The premise behind Yesterday is so preposterous because one cannot simply erase The Beatles from existence and expect those same songs to become hits in 2019.
I’ve touched on the film in my review published last month during the 2019 Chicago Critics Film Festival. However, there are things that I didn’t say last month. I’m going to dive into some of this right now. The cultural context of these songs are a factor in why they became hits. Ed Sheeran himself has said that The Beatles are one of his inspirations. We wouldn’t know this from watching the film. There are no attempts at changing his musical style. Why is this? It’s a major problem as far as the nature of the film is concerned. I get Oasis never forming but the film doesn’t even bother to explain why The Beatles not existing would lead to Coca-Cola not being a thing or Harry Potter never being written. I have zero problem with the latter for what it’s worth. Coke would become a trademark in 1941!
It goes without saying that I’m a big fan of The Beatles. I’m a child of the 1980s so I never got to see them perform in the 1960s. In 2011, I was honored to be in the presence of Sir Paul McCartney during his U.S. tour. When it comes to the greatest rock band of all time, I’m one who takes in as many films, documentaries, and television appearances as possible. That’s why this idea of a world without The Beatles was enough to pique my interest. Unfortunately, it fell quite short for me and not just because taking the film into romantic comedy territory.

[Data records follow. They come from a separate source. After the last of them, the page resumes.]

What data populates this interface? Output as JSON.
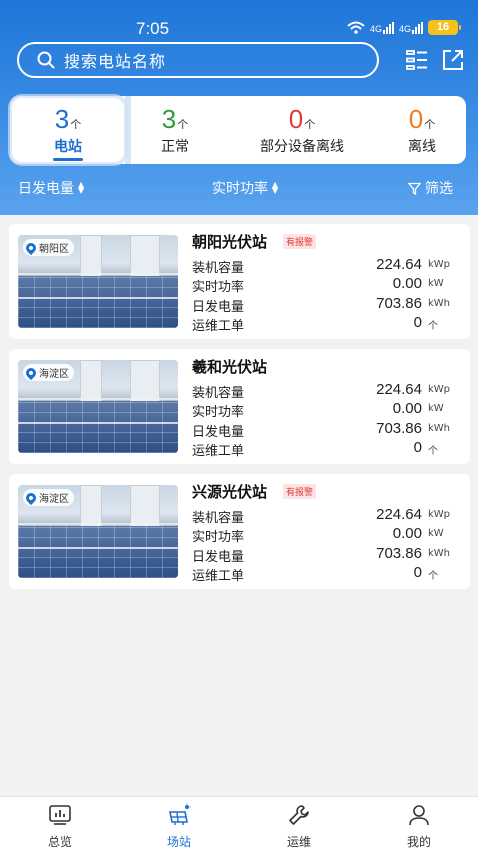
{
  "status_bar": {
    "time": "7:05",
    "net1": "4G",
    "net2": "4G",
    "battery": "16"
  },
  "search": {
    "placeholder": "搜索电站名称"
  },
  "summary": [
    {
      "count": "3",
      "unit": "个",
      "label": "电站",
      "color": "#1c6fd1",
      "active": true
    },
    {
      "count": "3",
      "unit": "个",
      "label": "正常",
      "color": "#2a9d3a"
    },
    {
      "count": "0",
      "unit": "个",
      "label": "部分设备离线",
      "color": "#e23b3b"
    },
    {
      "count": "0",
      "unit": "个",
      "label": "离线",
      "color": "#f07d1a"
    }
  ],
  "sort": {
    "daily_energy": "日发电量",
    "realtime_power": "实时功率",
    "filter": "筛选"
  },
  "stations": [
    {
      "name": "朝阳光伏站",
      "alarm": "有报警",
      "district": "朝阳区",
      "capacity_label": "装机容量",
      "capacity": "224.64",
      "capacity_unit": "kWp",
      "power_label": "实时功率",
      "power": "0.00",
      "power_unit": "kW",
      "energy_label": "日发电量",
      "energy": "703.86",
      "energy_unit": "kWh",
      "orders_label": "运维工单",
      "orders": "0",
      "orders_unit": "个"
    },
    {
      "name": "羲和光伏站",
      "alarm": "",
      "district": "海淀区",
      "capacity_label": "装机容量",
      "capacity": "224.64",
      "capacity_unit": "kWp",
      "power_label": "实时功率",
      "power": "0.00",
      "power_unit": "kW",
      "energy_label": "日发电量",
      "energy": "703.86",
      "energy_unit": "kWh",
      "orders_label": "运维工单",
      "orders": "0",
      "orders_unit": "个"
    },
    {
      "name": "兴源光伏站",
      "alarm": "有报警",
      "district": "海淀区",
      "capacity_label": "装机容量",
      "capacity": "224.64",
      "capacity_unit": "kWp",
      "power_label": "实时功率",
      "power": "0.00",
      "power_unit": "kW",
      "energy_label": "日发电量",
      "energy": "703.86",
      "energy_unit": "kWh",
      "orders_label": "运维工单",
      "orders": "0",
      "orders_unit": "个"
    }
  ],
  "nav": [
    {
      "label": "总览",
      "icon": "overview-chart-icon"
    },
    {
      "label": "场站",
      "icon": "station-solar-icon",
      "active": true
    },
    {
      "label": "运维",
      "icon": "wrench-icon"
    },
    {
      "label": "我的",
      "icon": "profile-icon"
    }
  ]
}
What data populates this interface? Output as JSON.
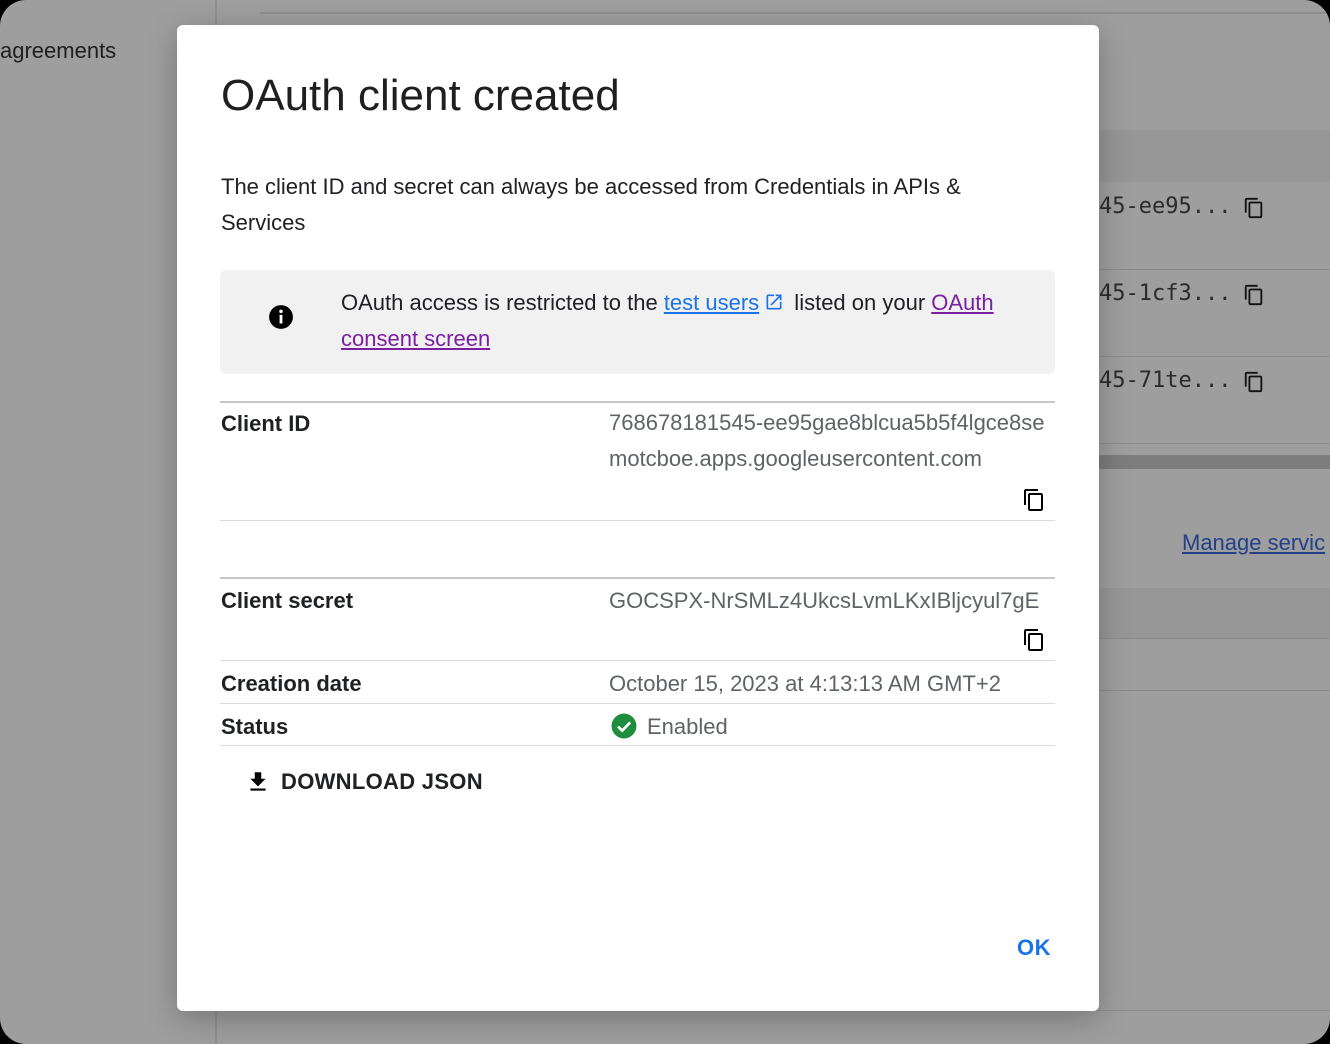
{
  "background": {
    "sidebar_item": "agreements",
    "rows": [
      {
        "text": "45-ee95..."
      },
      {
        "text": "45-1cf3..."
      },
      {
        "text": "45-71te..."
      }
    ],
    "manage_link": "Manage servic"
  },
  "dialog": {
    "title": "OAuth client created",
    "description": "The client ID and secret can always be accessed from Credentials in APIs & Services",
    "info": {
      "text_before": "OAuth access is restricted to the ",
      "test_users_link": "test users",
      "text_middle": " listed on your ",
      "consent_link": "OAuth consent screen"
    },
    "fields": {
      "client_id_label": "Client ID",
      "client_id_value": "768678181545-ee95gae8blcua5b5f4lgce8semotcboe.apps.googleusercontent.com",
      "client_secret_label": "Client secret",
      "client_secret_value": "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",
      "creation_date_label": "Creation date",
      "creation_date_value": "October 15, 2023 at 4:13:13 AM GMT+2",
      "status_label": "Status",
      "status_value": "Enabled"
    },
    "download_label": "DOWNLOAD JSON",
    "ok_label": "OK"
  },
  "colors": {
    "link_blue": "#1a73e8",
    "link_visited": "#7b1fa2",
    "status_green": "#1e8e3e",
    "overlay": "#9e9e9e"
  },
  "icons": [
    "info-icon",
    "external-link-icon",
    "copy-icon",
    "check-circle-icon",
    "download-icon"
  ]
}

I have nothing against the covers performed in the film. Some choices are certainly questionable such as the decision to include “Back in the U.S.S.R.” Do The Beach Boys still exist in the Yesterday universe? What about Chuck Berry? I emphasize this because that song was written as a parody of both Berry and The Beach Boys. As you can imagine, this song did not particularly sit well upon its release. Anyway, McCartney spoke about the song during a 1984 interview with Playboy.
I wrote that as a kind of Beach Boys parody. And Back in the U.S.A. was a Chuck Berry song, so it kinda took off from there. I just liked the idea of Georgia girls and talking about places like the Ukraine as if they were California, you know? It was also hands across the water, which I’m still conscious of. ‘Cause they like us out there, even though the bosses in the Kremlin may not. The kids do. And that to me is very important for the future of the race.
This is just one song that appears in the film. But again, it’s a song that doesn’t have the same reason for existing if it’s taken out of the 1960s. The context for just plucking the film into 2019 just isn’t there. I get that Jack Malik wants to bring all The Beatles’ music back into the world. A world without The Beatles isn’t a great world at all. I’ll give you that right there. This is where I would suggest reading Revolution in the Head: The Beatles’ Records and The Sixties by Ian MacDonald.
Take a look at their late 1960s work. The Beatles would record Sgt. Pepper’s Lonely Hearts Club Band as a direct result of Pet Sounds by The Beach Boys. There’s a domino effect here because Pet Sounds was recorded directly as a result of Rubber Soul.
If you take The Beatles away from history, it can’t be done without serious ramifications. This is why Yesterday‘s problems are here to stay.